- PyTorch is ideal for training, building or deploying small projects or prototypes and used mainly for natural language processing and computer vision applications.
- The versatility of the framework is attributable to the fact that it is a Python package providing tensor computations using the Torch Deep Learning Framework. Deep integration with Python also allows the usage of popular libraries for writing neural network layers in Python.
- PyTorch also uses dynamic, computation graphs instead of predefined graphs, which is helpful when you don’t know how much memory you’d need for creating a neural network
- The framework uses a ‘torch distributed’ backend, which is useful in distributed training and research optimization.
Sonnet is a high-level library designed for building complex neural networks in TensorFlow. Sonnet was developed by DeepMind and offers a simple yet potent programming model around self-contained modules.
Sonnet is used to develop primary Python objects that correspond to a specific part of a neural network. These objects are subsequently connected to the computational graph, simplifying the design of high-level architectures.
Caffe was developed by Berkeley Artificial Intelligence Research (BAIR) and stands for Convolutional Architecture for Fast Feature Embedding. It is written in C++ with a Python Interface and most commonly used for image detection and classification.
- Caffe offers speedy image processing and is often used for large scale industrial application in vision and multimedia.

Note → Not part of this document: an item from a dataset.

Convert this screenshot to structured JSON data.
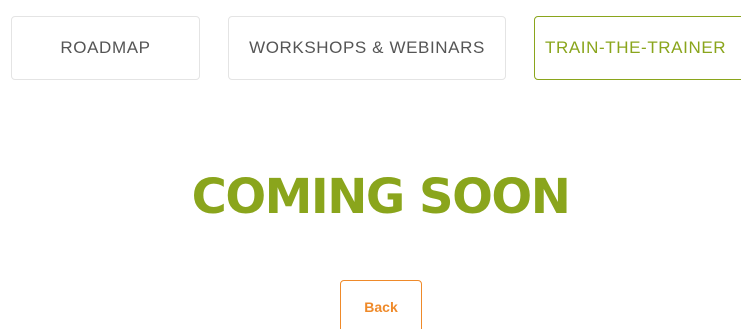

- It is most commonly used for building and deploying deep learning models for mobile devices
- The framework supports both CPU and GPU based computational kernel libraries, like NVIDIA and cuDNN.
- Unfortunately, Caffe is not very useful for language processing models and RNNs
Deep Learning for Software Engineers
As a software developer, you already know coding, and you are comfortable with various programming languages, which makes deep learning an attractive career proposition for you. Deep learning is becoming increasingly popular in the field of software engineering of late, to solve typical problems like generating source code, predicting defects in software and extracting requirements from natural language text.
If you wish to upskill yourself in this field, you need to start with an introductory Machine Learning course focussed on Deep Learning, which is one of the various Machine Learning techniques. Generally speaking, both Machine Learning experts and Software Engineers earn handsome salaries, but there is a glaring shortage of professionals in the former role, making it a viable skill to add to your resume and boost your chances of landing a well-paying job with a renowned company. You can also register your profile on Talent500 to empower your job search for Fortune 500 companies.